▶ WORK TO BE COMPLETED:
Reproduce the data that follows character for character, but omit its pictures.

═══ EXTRACTED RECORDS ═══

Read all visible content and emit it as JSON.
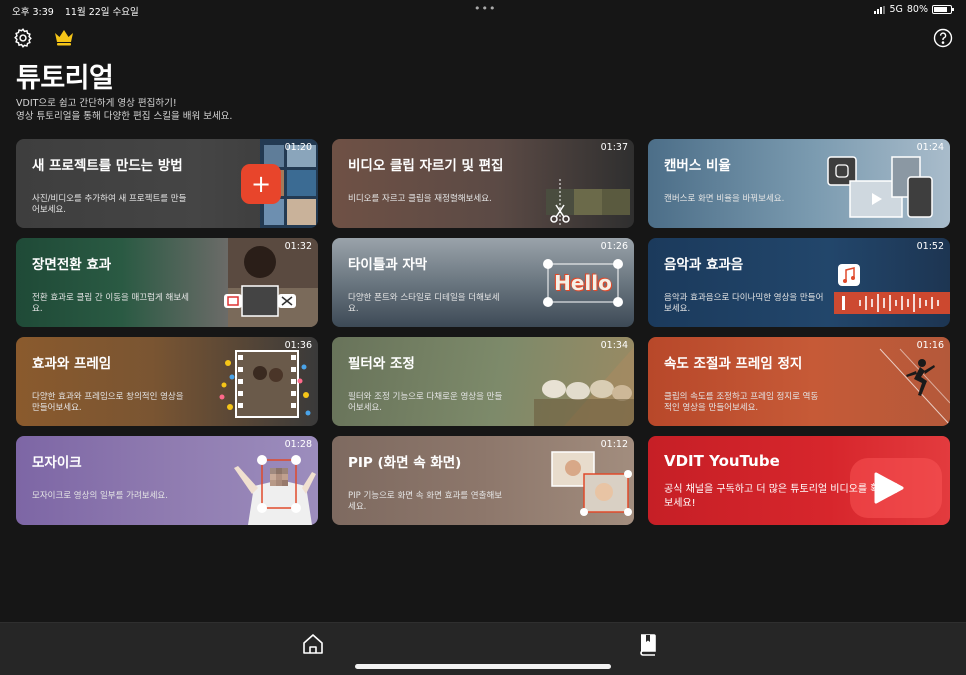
{
  "status_bar": {
    "time": "오후 3:39",
    "date": "11월 22일 수요일",
    "dots": "•••",
    "network": "5G",
    "battery_text": "80%",
    "battery_level": 0.8
  },
  "header": {
    "title": "튜토리얼",
    "subtitle_line1": "VDIT으로 쉽고 간단하게 영상 편집하기!",
    "subtitle_line2": "영상 튜토리얼을 통해 다양한 편집 스킬을 배워 보세요.",
    "settings_icon": "gear-icon",
    "crown_icon": "crown-icon",
    "help_icon": "question-circle-icon",
    "crown_color": "#f5c518"
  },
  "cards": [
    {
      "title": "새 프로젝트를 만드는 방법",
      "desc": "사진/비디오를 추가하여 새 프로젝트를 만들어보세요.",
      "duration": "01:20",
      "plus": "+"
    },
    {
      "title": "비디오 클립 자르기 및 편집",
      "desc": "비디오를 자르고 클립을 재정렬해보세요.",
      "duration": "01:37"
    },
    {
      "title": "캔버스 비율",
      "desc": "캔버스로 화면 비율을 바꿔보세요.",
      "duration": "01:24"
    },
    {
      "title": "장면전환 효과",
      "desc": "전환 효과로 클립 간 이동을 매끄럽게 해보세요.",
      "duration": "01:32"
    },
    {
      "title": "타이틀과 자막",
      "desc": "다양한 폰트와 스타일로 디테일을 더해보세요.",
      "duration": "01:26",
      "art_text": "Hello"
    },
    {
      "title": "음악과 효과음",
      "desc": "음악과 효과음으로 다이나믹한 영상을 만들어보세요.",
      "duration": "01:52"
    },
    {
      "title": "효과와 프레임",
      "desc": "다양한 효과와 프레임으로 창의적인 영상을 만들어보세요.",
      "duration": "01:36"
    },
    {
      "title": "필터와 조정",
      "desc": "필터와 조정 기능으로 다채로운 영상을 만들어보세요.",
      "duration": "01:34"
    },
    {
      "title": "속도 조절과 프레임 정지",
      "desc": "클립의 속도를 조정하고 프레임 정지로 역동적인 영상을 만들어보세요.",
      "duration": "01:16"
    },
    {
      "title": "모자이크",
      "desc": "모자이크로 영상의 일부를 가려보세요.",
      "duration": "01:28"
    },
    {
      "title": "PIP (화면 속 화면)",
      "desc": "PIP 기능으로 화면 속 화면 효과를 연출해보세요.",
      "duration": "01:12"
    },
    {
      "title": "VDIT YouTube",
      "desc": "공식 채널을 구독하고 더 많은 튜토리얼 비디오를 확인해 보세요!",
      "icon": "play-icon"
    }
  ],
  "bottom_nav": {
    "home_icon": "home-icon",
    "tutorial_icon": "book-icon"
  },
  "colors": {
    "background": "#161616",
    "accent_red": "#e8452b",
    "bottom_bar": "#262626"
  }
}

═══

▶ SOLVED EXERCISE:
Read all visible content and emit it as JSON.
{
  "status_bar": {
    "time": "오후 3:39",
    "date": "11월 22일 수요일",
    "dots": "•••",
    "network": "5G",
    "battery_text": "80%",
    "battery_level": 0.8
  },
  "header": {
    "title": "튜토리얼",
    "subtitle_line1": "VDIT으로 쉽고 간단하게 영상 편집하기!",
    "subtitle_line2": "영상 튜토리얼을 통해 다양한 편집 스킬을 배워 보세요.",
    "settings_icon": "gear-icon",
    "crown_icon": "crown-icon",
    "help_icon": "question-circle-icon",
    "crown_color": "#f5c518"
  },
  "cards": [
    {
      "title": "새 프로젝트를 만드는 방법",
      "desc": "사진/비디오를 추가하여 새 프로젝트를 만들어보세요.",
      "duration": "01:20",
      "plus": "+"
    },
    {
      "title": "비디오 클립 자르기 및 편집",
      "desc": "비디오를 자르고 클립을 재정렬해보세요.",
      "duration": "01:37"
    },
    {
      "title": "캔버스 비율",
      "desc": "캔버스로 화면 비율을 바꿔보세요.",
      "duration": "01:24"
    },
    {
      "title": "장면전환 효과",
      "desc": "전환 효과로 클립 간 이동을 매끄럽게 해보세요.",
      "duration": "01:32"
    },
    {
      "title": "타이틀과 자막",
      "desc": "다양한 폰트와 스타일로 디테일을 더해보세요.",
      "duration": "01:26",
      "art_text": "Hello"
    },
    {
      "title": "음악과 효과음",
      "desc": "음악과 효과음으로 다이나믹한 영상을 만들어보세요.",
      "duration": "01:52"
    },
    {
      "title": "효과와 프레임",
      "desc": "다양한 효과와 프레임으로 창의적인 영상을 만들어보세요.",
      "duration": "01:36"
    },
    {
      "title": "필터와 조정",
      "desc": "필터와 조정 기능으로 다채로운 영상을 만들어보세요.",
      "duration": "01:34"
    },
    {
      "title": "속도 조절과 프레임 정지",
      "desc": "클립의 속도를 조정하고 프레임 정지로 역동적인 영상을 만들어보세요.",
      "duration": "01:16"
    },
    {
      "title": "모자이크",
      "desc": "모자이크로 영상의 일부를 가려보세요.",
      "duration": "01:28"
    },
    {
      "title": "PIP (화면 속 화면)",
      "desc": "PIP 기능으로 화면 속 화면 효과를 연출해보세요.",
      "duration": "01:12"
    },
    {
      "title": "VDIT YouTube",
      "desc": "공식 채널을 구독하고 더 많은 튜토리얼 비디오를 확인해 보세요!",
      "icon": "play-icon"
    }
  ],
  "bottom_nav": {
    "home_icon": "home-icon",
    "tutorial_icon": "book-icon"
  },
  "colors": {
    "background": "#161616",
    "accent_red": "#e8452b",
    "bottom_bar": "#262626"
  }
}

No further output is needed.